Of course, one of the reasons Mike might think heterosexual transmission to men is so unlikely is that he doesn’t understand how it works. In his first post, he claims that a man can get HIV from a woman only if he has an open sore and her saliva or blood comes in contact with that sore. He apparently doesn’t realize that HIV can be transmitted through the urethra. He also believes tea tree oil and coconut oil are antiviral and therefore sufficient protection against HIV (if you believed it were possible to contract it as a True Straight Male, which he doesn’t). But his position is totally based in science. Because he says so, despite the evidence. And that’s how science works.
But even if there is a risk, the risk is small. This is pretty much as close to the truth as Mike gets. But then he goes and ruins it by advocating that heterosexual white men should look at their risk of contracting HIV in comparison to completely unrelated risks that don’t even compare in any way–the odds of dying from various accidents and injuries.
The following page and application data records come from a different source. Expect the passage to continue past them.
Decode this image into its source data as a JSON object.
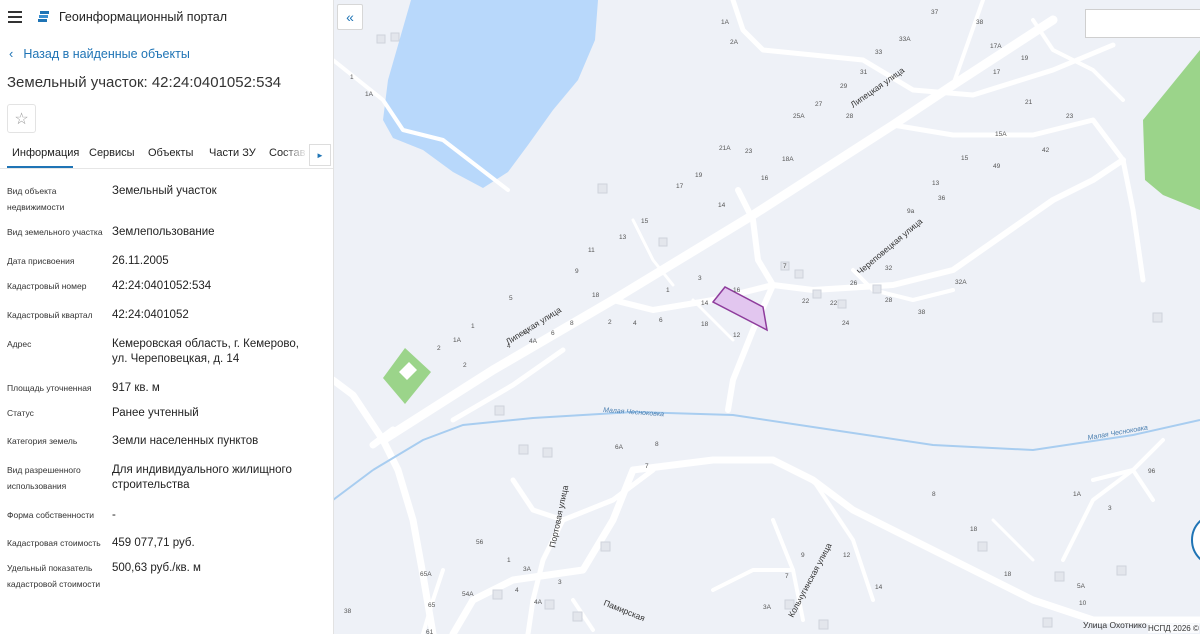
{
  "header": {
    "title": "Геоинформационный портал"
  },
  "nav": {
    "back_label": "Назад в найденные объекты"
  },
  "object": {
    "title": "Земельный участок: 42:24:0401052:534"
  },
  "tabs": [
    "Информация",
    "Сервисы",
    "Объекты",
    "Части ЗУ",
    "Состав ЕЗП"
  ],
  "fields": [
    {
      "label": "Вид объекта недвижимости",
      "value": "Земельный участок"
    },
    {
      "label": "Вид земельного участка",
      "value": "Землепользование"
    },
    {
      "label": "Дата присвоения",
      "value": "26.11.2005"
    },
    {
      "label": "Кадастровый номер",
      "value": "42:24:0401052:534"
    },
    {
      "label": "Кадастровый квартал",
      "value": "42:24:0401052"
    },
    {
      "label": "Адрес",
      "value": "Кемеровская область, г. Кемерово, ул. Череповецкая, д. 14"
    },
    {
      "label": "Площадь уточненная",
      "value": "917 кв. м"
    },
    {
      "label": "Статус",
      "value": "Ранее учтенный"
    },
    {
      "label": "Категория земель",
      "value": "Земли населенных пунктов"
    },
    {
      "label": "Вид разрешенного использования",
      "value": "Для индивидуального жилищного строительства"
    },
    {
      "label": "Форма собственности",
      "value": "-"
    },
    {
      "label": "Кадастровая стоимость",
      "value": "459 077,71 руб."
    },
    {
      "label": "Удельный показатель кадастровой стоимости",
      "value": "500,63 руб./кв. м"
    }
  ],
  "map": {
    "streets": [
      "Липецкая улица",
      "Липецкая улица",
      "Череповецкая улица",
      "Портовая улица",
      "Памирская",
      "Кольчугинская улица",
      "Улица Охотнико"
    ],
    "rivers": [
      "Малая Чесноковка",
      "Малая Чесноковка"
    ],
    "house_numbers": [
      "16",
      "14",
      "12",
      "18",
      "7",
      "6",
      "4",
      "2",
      "1",
      "3",
      "26",
      "22",
      "22",
      "24",
      "32",
      "32А",
      "28",
      "38",
      "36",
      "9а",
      "13",
      "15",
      "49",
      "15А",
      "42",
      "23",
      "21",
      "17",
      "17А",
      "38",
      "19",
      "33А",
      "33",
      "31",
      "29",
      "27",
      "25А",
      "28",
      "37",
      "21А",
      "23",
      "18А",
      "16",
      "19",
      "17",
      "13",
      "14",
      "11",
      "9",
      "15",
      "5",
      "18",
      "1",
      "2",
      "6",
      "8",
      "6",
      "4",
      "4А",
      "1А",
      "2",
      "1",
      "1А",
      "2А",
      "1А",
      "7",
      "6А",
      "8",
      "56",
      "1",
      "3А",
      "3",
      "4",
      "4А",
      "54А",
      "65А",
      "65",
      "61",
      "38",
      "9",
      "7",
      "12",
      "3А",
      "14",
      "8",
      "18",
      "18",
      "1А",
      "3",
      "96",
      "5А",
      "10"
    ],
    "footer": "НСПД 2026 ©"
  },
  "colors": {
    "accent": "#1f74b5",
    "parcel_fill": "#e2c6ef",
    "parcel_stroke": "#8e3c9c",
    "water": "#b8d8fb",
    "park": "#9bd48a",
    "map_bg": "#eef1f7"
  }
}
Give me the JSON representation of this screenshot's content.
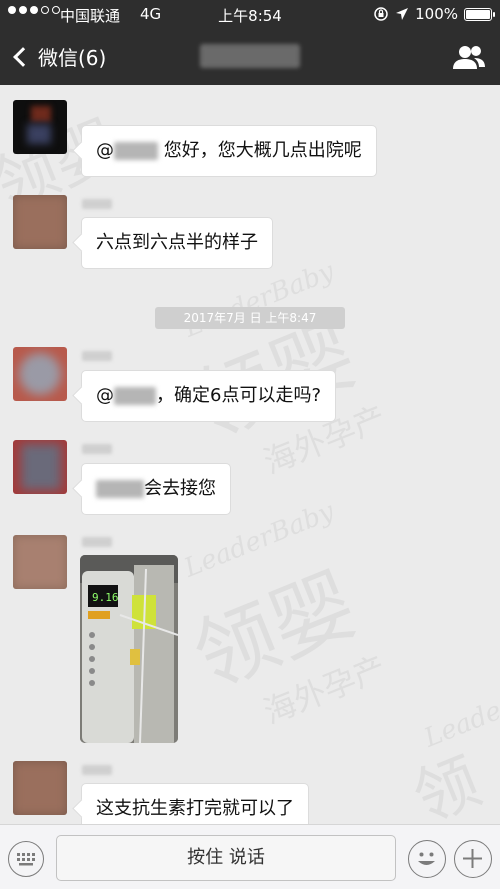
{
  "status_bar": {
    "carrier": "中国联通",
    "network": "4G",
    "time": "上午8:54",
    "battery": "100%",
    "battery_level": 1.0
  },
  "nav": {
    "back_label": "微信(6)",
    "back_icon": "chevron-left-icon",
    "right_icon": "group-people-icon"
  },
  "timestamp": "2017年7月 日 上午8:47",
  "messages": [
    {
      "prefix": "@",
      "text": "您好，您大概几点出院呢"
    },
    {
      "text": "六点到六点半的样子"
    },
    {
      "prefix": "@",
      "text": "，确定6点可以走吗?"
    },
    {
      "text": "会去接您"
    },
    {
      "image": "infusion-pump-photo"
    },
    {
      "text": "这支抗生素打完就可以了"
    }
  ],
  "input_bar": {
    "hold_to_talk": "按住 说话",
    "keyboard_icon": "keyboard-icon",
    "emoji_icon": "emoji-icon",
    "plus_icon": "plus-icon"
  },
  "watermark": {
    "brand": "LeaderBaby",
    "name": "领婴",
    "tagline": "海外孕产"
  },
  "colors": {
    "bar": "#2e2e2e",
    "chat_bg": "#ebebeb",
    "bubble": "#ffffff"
  }
}
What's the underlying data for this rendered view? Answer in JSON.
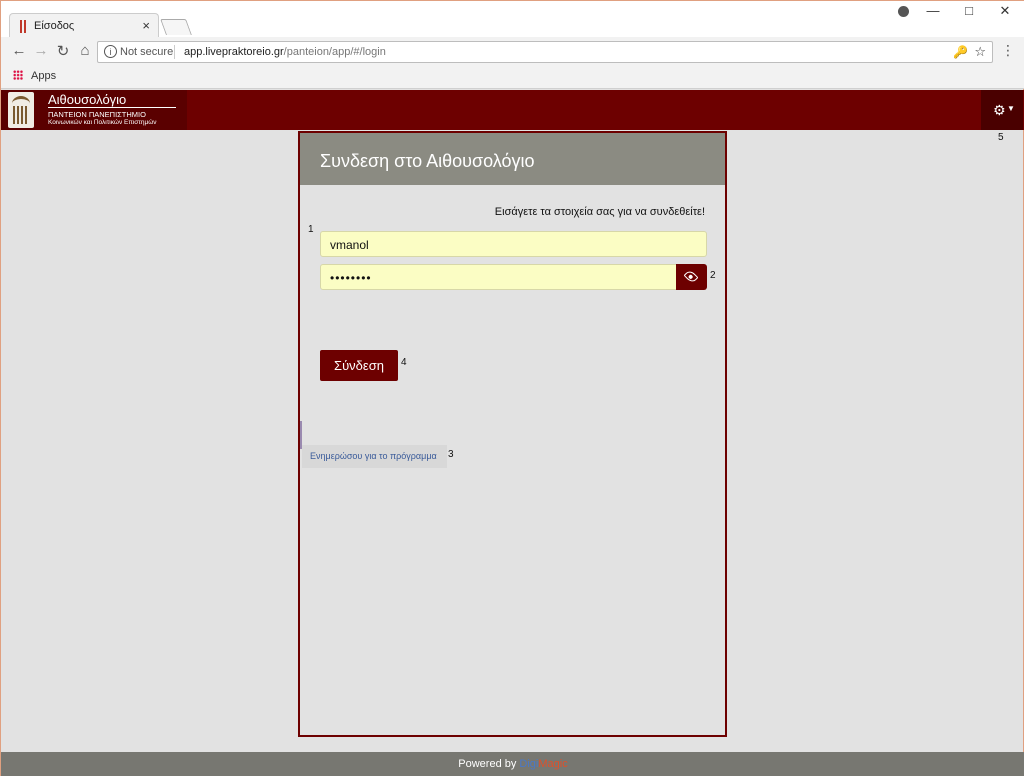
{
  "browser": {
    "tab_title": "Είσοδος",
    "tab_close": "×",
    "security_label": "Not secure",
    "url_host": "app.livepraktoreio.gr",
    "url_path": "/panteion/app/#/login",
    "bookmarks_apps_label": "Apps"
  },
  "header": {
    "brand_title": "Αιθουσολόγιο",
    "brand_subtitle1": "ΠΑΝΤΕΙΟΝ ΠΑΝΕΠΙΣΤΗΜΙΟ",
    "brand_subtitle2": "Κοινωνικών και Πολιτικών Επιστημών",
    "settings_icon": "gear-icon"
  },
  "login": {
    "title": "Συνδεση στο Αιθουσολόγιο",
    "instruction": "Εισάγετε τα στοιχεία σας για να συνδεθείτε!",
    "username_value": "vmanol",
    "password_value": "••••••••",
    "submit_label": "Σύνδεση",
    "inform_link": "Ενημερώσου για το πρόγραμμα"
  },
  "markers": [
    "1",
    "2",
    "3",
    "4",
    "5"
  ],
  "footer": {
    "powered_by": "Powered by",
    "brand_part1": "Digi",
    "brand_part2": "Magic"
  },
  "colors": {
    "primary": "#6d0000",
    "card_header": "#8b8b82",
    "field_bg": "#fbfdc4",
    "background": "#e2e2e2"
  }
}
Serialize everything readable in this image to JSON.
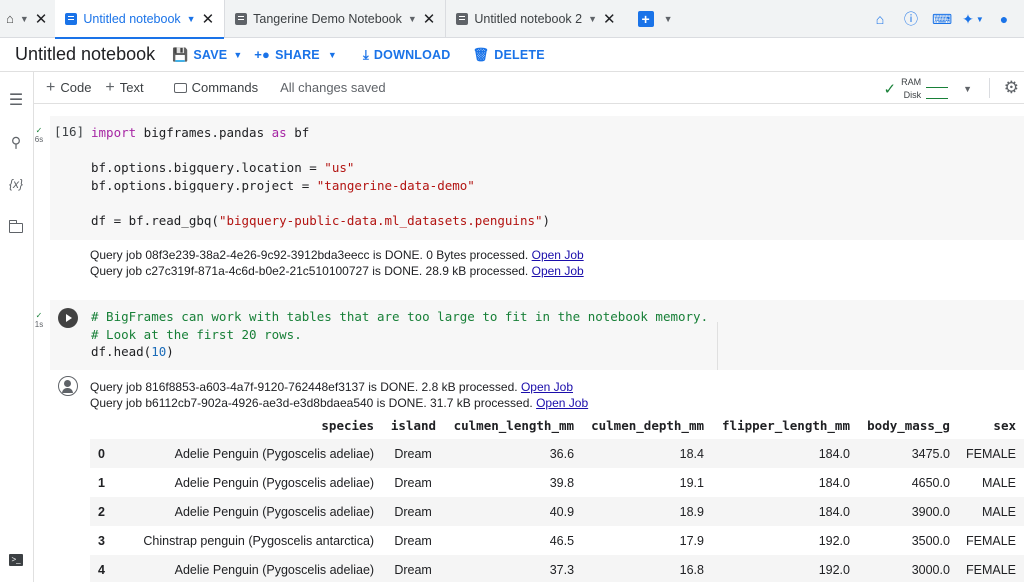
{
  "tabs": [
    {
      "label": "Untitled notebook",
      "active": true
    },
    {
      "label": "Tangerine Demo Notebook",
      "active": false
    },
    {
      "label": "Untitled notebook 2",
      "active": false
    }
  ],
  "header": {
    "title": "Untitled notebook",
    "save": "SAVE",
    "share": "SHARE",
    "download": "DOWNLOAD",
    "delete": "DELETE"
  },
  "toolbar": {
    "code": "Code",
    "text": "Text",
    "commands": "Commands",
    "status": "All changes saved",
    "ram": "RAM",
    "disk": "Disk"
  },
  "cell1": {
    "exec_count": "[16]",
    "duration": "6s",
    "output": [
      {
        "text": "Query job 08f3e239-38a2-4e26-9c92-3912bda3eecc is DONE. 0 Bytes processed.",
        "link": "Open Job"
      },
      {
        "text": "Query job c27c319f-871a-4c6d-b0e2-21c510100727 is DONE. 28.9 kB processed.",
        "link": "Open Job"
      }
    ]
  },
  "cell2": {
    "duration": "1s",
    "output": [
      {
        "text": "Query job 816f8853-a603-4a7f-9120-762448ef3137 is DONE. 2.8 kB processed.",
        "link": "Open Job"
      },
      {
        "text": "Query job b6112cb7-902a-4926-ae3d-e3d8bdaea540 is DONE. 31.7 kB processed.",
        "link": "Open Job"
      }
    ]
  },
  "table": {
    "columns": [
      "species",
      "island",
      "culmen_length_mm",
      "culmen_depth_mm",
      "flipper_length_mm",
      "body_mass_g",
      "sex"
    ],
    "rows": [
      [
        "0",
        "Adelie Penguin (Pygoscelis adeliae)",
        "Dream",
        "36.6",
        "18.4",
        "184.0",
        "3475.0",
        "FEMALE"
      ],
      [
        "1",
        "Adelie Penguin (Pygoscelis adeliae)",
        "Dream",
        "39.8",
        "19.1",
        "184.0",
        "4650.0",
        "MALE"
      ],
      [
        "2",
        "Adelie Penguin (Pygoscelis adeliae)",
        "Dream",
        "40.9",
        "18.9",
        "184.0",
        "3900.0",
        "MALE"
      ],
      [
        "3",
        "Chinstrap penguin (Pygoscelis antarctica)",
        "Dream",
        "46.5",
        "17.9",
        "192.0",
        "3500.0",
        "FEMALE"
      ],
      [
        "4",
        "Adelie Penguin (Pygoscelis adeliae)",
        "Dream",
        "37.3",
        "16.8",
        "192.0",
        "3000.0",
        "FEMALE"
      ]
    ]
  },
  "colors": {
    "accent": "#1a73e8",
    "success": "#188038",
    "keyword": "#a626a4",
    "string": "#b31412",
    "comment": "#188038"
  }
}
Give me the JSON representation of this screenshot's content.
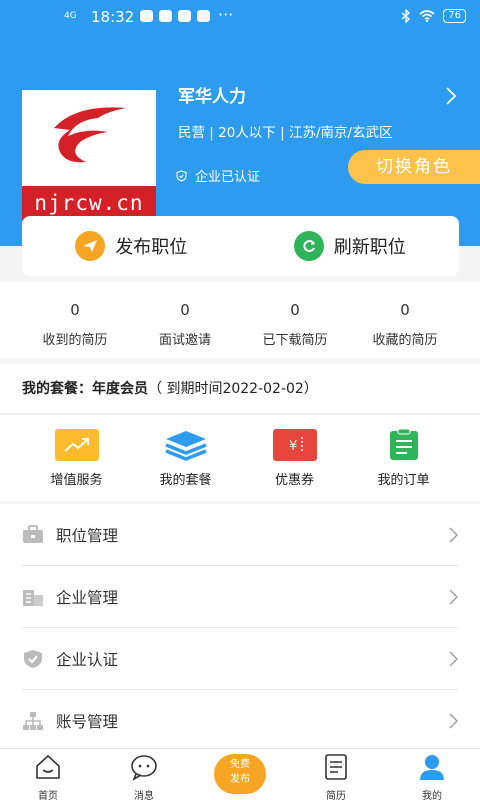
{
  "status_bar": {
    "network": "4G",
    "time": "18:32",
    "dots": "···",
    "battery": "76"
  },
  "company": {
    "name": "军华人力",
    "info": "民营 | 20人以下 | 江苏/南京/玄武区",
    "verified_label": "企业已认证",
    "logo_domain": "njrcw.cn"
  },
  "switch_role_label": "切换角色",
  "actions": {
    "publish": "发布职位",
    "refresh": "刷新职位"
  },
  "stats": [
    {
      "value": "0",
      "label": "收到的简历"
    },
    {
      "value": "0",
      "label": "面试邀请"
    },
    {
      "value": "0",
      "label": "已下载简历"
    },
    {
      "value": "0",
      "label": "收藏的简历"
    }
  ],
  "package": {
    "prefix": "我的套餐：",
    "level": "年度会员",
    "expiry": "（ 到期时间2022-02-02）"
  },
  "services": [
    {
      "label": "增值服务",
      "icon": "trend-chart-icon",
      "color": "#fdbb2d"
    },
    {
      "label": "我的套餐",
      "icon": "layers-icon",
      "color": "#2d9cf0"
    },
    {
      "label": "优惠券",
      "icon": "coupon-icon",
      "color": "#e8453c"
    },
    {
      "label": "我的订单",
      "icon": "clipboard-icon",
      "color": "#2fb45a"
    }
  ],
  "menu": [
    {
      "label": "职位管理",
      "icon": "briefcase-icon"
    },
    {
      "label": "企业管理",
      "icon": "building-icon"
    },
    {
      "label": "企业认证",
      "icon": "shield-check-icon"
    },
    {
      "label": "账号管理",
      "icon": "org-chart-icon"
    }
  ],
  "tabbar": {
    "home": "首页",
    "messages": "消息",
    "center_line1": "免费",
    "center_line2": "发布",
    "resume": "简历",
    "mine": "我的"
  },
  "colors": {
    "primary": "#2d9cf0",
    "accent": "#fdc24a",
    "center_button": "#f6a623"
  }
}
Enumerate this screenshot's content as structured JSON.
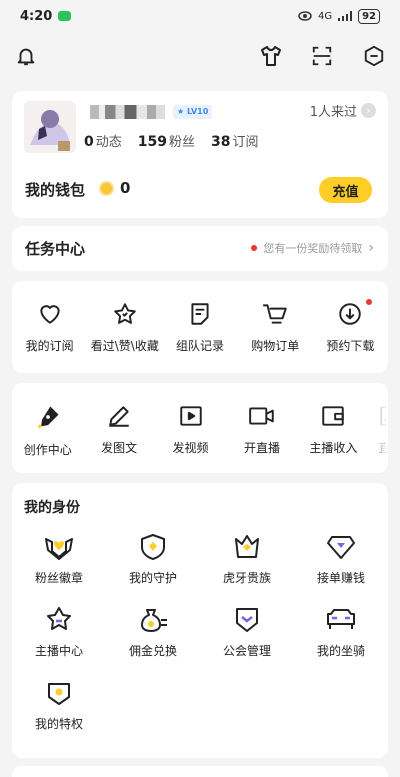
{
  "status": {
    "time": "4:20",
    "network": "4G",
    "battery": "92"
  },
  "profile": {
    "visitors": "1人来过",
    "level": "LV10",
    "stats": [
      {
        "value": "0",
        "label": "动态"
      },
      {
        "value": "159",
        "label": "粉丝"
      },
      {
        "value": "38",
        "label": "订阅"
      }
    ]
  },
  "wallet": {
    "label": "我的钱包",
    "coins": "0",
    "recharge": "充值"
  },
  "task": {
    "title": "任务中心",
    "hint": "您有一份奖励待领取"
  },
  "quick": [
    {
      "label": "我的订阅",
      "icon": "heart-icon"
    },
    {
      "label": "看过\\赞\\收藏",
      "icon": "star-icon"
    },
    {
      "label": "组队记录",
      "icon": "note-icon"
    },
    {
      "label": "购物订单",
      "icon": "cart-icon"
    },
    {
      "label": "预约下载",
      "icon": "download-icon"
    }
  ],
  "creator": [
    {
      "label": "创作中心",
      "icon": "pen-nib-icon"
    },
    {
      "label": "发图文",
      "icon": "pencil-icon"
    },
    {
      "label": "发视频",
      "icon": "video-play-icon"
    },
    {
      "label": "开直播",
      "icon": "camera-icon"
    },
    {
      "label": "主播收入",
      "icon": "wallet-icon"
    },
    {
      "label": "直播",
      "icon": "image-icon"
    }
  ],
  "identity": {
    "title": "我的身份",
    "items": [
      {
        "label": "粉丝徽章",
        "icon": "fan-badge-icon"
      },
      {
        "label": "我的守护",
        "icon": "guard-shield-icon"
      },
      {
        "label": "虎牙贵族",
        "icon": "noble-crown-icon"
      },
      {
        "label": "接单赚钱",
        "icon": "gem-icon"
      },
      {
        "label": "主播中心",
        "icon": "anchor-star-icon"
      },
      {
        "label": "佣金兑换",
        "icon": "money-bag-icon"
      },
      {
        "label": "公会管理",
        "icon": "guild-shield-icon"
      },
      {
        "label": "我的坐骑",
        "icon": "car-icon"
      },
      {
        "label": "我的特权",
        "icon": "privilege-icon"
      }
    ]
  },
  "colors": {
    "accent": "#ffcd28",
    "purple": "#7b63e6",
    "red": "#e53935",
    "blue": "#3a8bf0"
  }
}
This is really helpful because you can completely prevent getting struck by lightning by wearing a condom. Wait, no, that’s HIV.
Still, it’s helpful as far as demonstrating clearly that the existence of more likely risks means you shouldn’t worry about less likely risks, even if they are easily preventable. This is fantastic news for all you heterosexual white guys itching to try heroin. As this (no doubt magic) chart from the CDC shows, a smaller percentage of HIV transmission in men occurs from intravenous drug use than from heterosexual contact.
Why worry about getting HIV from drug needles when there’s a far greater risk of getting it from heterosexual sex? Why worry about getting HIV from heterosexual sex when you’re more likely to die from a bee sting? Why worry about a bee sting when you’re more likely to die in a car crash? Why wear a seat belt when you’re more likely to die from cancer? Why take any steps to minimize risk for anything at all knowing that the most likely risk to your life is heart disease?
Of course, as the source of his “odds of dying” list makes clear, these odds cannot be applied to individuals, which is the case with odds in general. Individual factors (such as, say, an allergy to bees) will affect your own odds of dying from any particular cause, and individual factors (such as, say, wearing a condom) will affect your odds of contracting a disease.
On a similar note, the odds he gives (1 in 5 million) for a man to contract HIV through heterosexual sex are affected by factors such as whether his partner has HIV and whether she knows she has it. The single-act risk of a man contracting HIV from a woman who is HIV+ without condom use is significantly higher (closer to 1 in 2,500 in high-income countries). The risk increases with high viral load, which is typical of a late-stage infection as well as the initial stage of infection, when a woman might not know that she has an infection. Sorry, bees. You don’t even compare.
Also, the risk he provides of contracting HIV from heterosexual contact is a single-event risk, rather than lifetime odds, which is what he’s comparing the HIV risk to. This is maybe fine for him, but for all the heterosexual men who will have sex more than once in their lifetime, it’s a pretty useless number to give. Mike does acknowledge this flaw in the comparison, but adds, “this is the best comparison we can make,” perhaps not considering door number 3: not making this useless comparison at all.
So, if you are a heterosexual man who plans to have sex more than once and who does not have telepathic powers, chart- or juice-related reality-changing force fields, or the ability to test your partners for HIV through time travel to allow a sufficient amount of time without having to wait to have sex, you might want to, you know, just wear a condom.